Pete Davison: Monetize Me

Posted on June 9, 2011 by


Comin’ atcha like a machine-gun today. And by that I mean I will be using bullet-points.

  • I have changed my day counter to the number of days since I started posting every day because 1) it’s more satisfying that way, 2) I’m annoyed I missed my 500th day and 3) I’m sick of having to bring up a calculator every time I want to work out how many days I’ve done this non-stop.
  • E3 coverage has calmed down somewhat. Most of the big announcements have been made. Now it seems to be mostly up to the show floor team to flesh out those announcements with some hands-on impressions. Kind of sad I’m not there. One day! Maybe.
  • Getting people to pay for things is complicated. Whiskey Media did a bold experiment with charging for content and so far it seems to have been mostly successful for them. I haven’t signed up, but then I don’t read their sites that much. If I was more attached, I might be convinced — as someone on the other side of the potential paywall, I’m all for ways in which content creators can get paid for their work. Unfortunately, some people are still wary of this sort of thing — although porn sites have been running a successful “pay for content” industry for years. Like most things technological, porn once again leads the way.I think about this every time I cover a Facebook game. Who is paying for the stuff in these games? There are fucking hundreds of the bastard things, so they must be making money somehow. Are people really forking over hard-earned money purely so they can pussy out of completing a quest objective? Are people really spending money on an “exclusive” cat statue to put in the middle of their field that is not real?

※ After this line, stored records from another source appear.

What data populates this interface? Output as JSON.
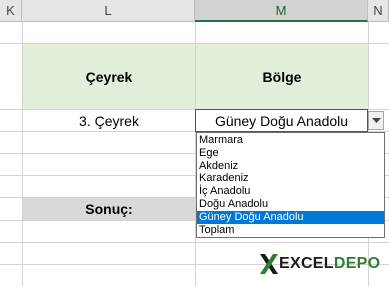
{
  "columns": {
    "k": "K",
    "l": "L",
    "m": "M",
    "n": "N"
  },
  "table": {
    "header_quarter": "Çeyrek",
    "header_region": "Bölge",
    "quarter_value": "3. Çeyrek",
    "region_value": "Güney Doğu Anadolu",
    "result_label": "Sonuç:"
  },
  "dropdown": {
    "options": [
      "Marmara",
      "Ege",
      "Akdeniz",
      "Karadeniz",
      "İç Anadolu",
      "Doğu Anadolu",
      "Güney Doğu Anadolu",
      "Toplam"
    ],
    "selected_index": 6
  },
  "logo": {
    "word1": "EXCEL",
    "word2": "DEPO"
  },
  "colors": {
    "header_fill": "#e2efda",
    "result_fill": "#d9d9d9",
    "selection": "#0078d7",
    "excel_green": "#217346"
  }
}
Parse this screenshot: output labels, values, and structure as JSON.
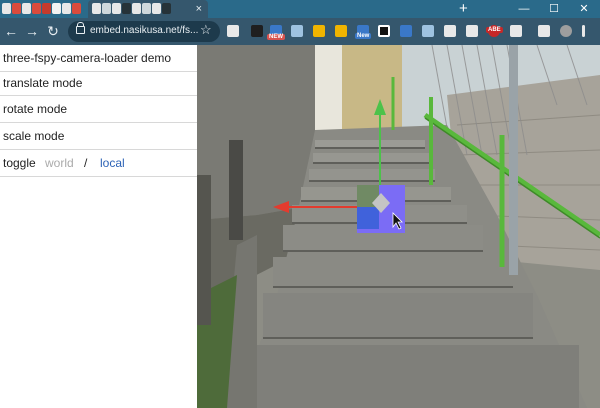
{
  "browser": {
    "tab_close": "×",
    "new_tab": "+",
    "controls": {
      "minimize": "—",
      "maximize": "☐",
      "close": "✕"
    },
    "toolbar": {
      "back": "←",
      "forward": "→",
      "reload": "↻",
      "star": "☆"
    },
    "url": "embed.nasikusa.net/fs...",
    "badges": {
      "new1": "NEW",
      "new2": "New",
      "ext": "ABE"
    },
    "colors": {
      "tabstrip": "#2a6a8a",
      "toolbar": "#35576d",
      "omnibox": "#1d3a4c"
    }
  },
  "panel": {
    "items": [
      {
        "label": "three-fspy-camera-loader demo"
      },
      {
        "label": "translate mode"
      },
      {
        "label": "rotate mode"
      },
      {
        "label": "scale mode"
      }
    ],
    "toggle": {
      "label": "toggle",
      "world": "world",
      "slash": "/",
      "local": "local"
    }
  },
  "viewport": {
    "object_color": "#7b6cf5",
    "gizmo_colors": {
      "x": "#e33b2e",
      "y": "#4cc24a"
    },
    "rail_color": "#59b83c"
  }
}
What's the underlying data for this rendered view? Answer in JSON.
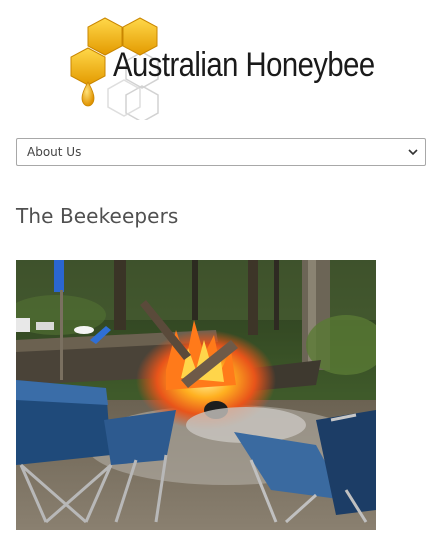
{
  "header": {
    "logo_text": "Australian Honeybee"
  },
  "nav": {
    "selected_label": "About Us"
  },
  "main": {
    "page_title": "The Beekeepers"
  },
  "colors": {
    "honey_gold": "#f2b115",
    "honey_dark": "#d98e00",
    "outline_gray": "#cccccc",
    "text_dark": "#1a1a1a",
    "title_gray": "#505050"
  },
  "icons": {
    "select_arrow": "chevron-down-icon",
    "logo_mark": "honeycomb-icon"
  }
}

    Then there’s the free-to-play “proper” games — many of which are actually getting seriously good. These I can actually understand paying money for somewhat more. The recently-remastered APB, for example. You can play it for free, but for access to full character customization (which is probably something of a bandwidth hog) you have to fork out for a premium subscription. This is still cheaper than the game was on its initial release, though, because although you’re paying monthly, you didn’t have to pay anything for the game in the first place. Unless you went out and bought it when it was released, in which case more fool you for not reading reviews first. (As a free to play game, though, it’s pretty good fun — I suggest you check it out.)

    The key, it seems, is to make sure that people don’t feel like they have to pay for something. If you grind to a complete halt in a game until you fork over some Facebook Credits or you bank details, that’s a bad thing. If you can make progress in a game without having to pay anything, but spending a bit of money speeds things up a bit or gives you some sort of additional (non game-breaking) benefit, that’s a good thing. If you can spend money in order to not have to complete mission objectives, that’s a bad thing, although some people really are that lazy, I guess.

    The next few years are going to be interesting to see. Will people start paying for content on websites? Will people want to shell out $60 for Call of Duty and then subscribe to Elite on top of that when free to play games offer competitive services for significantly less?

    Will this bullet point ever end?

  • Why yes, yes it will.
Posted in: Pete Davison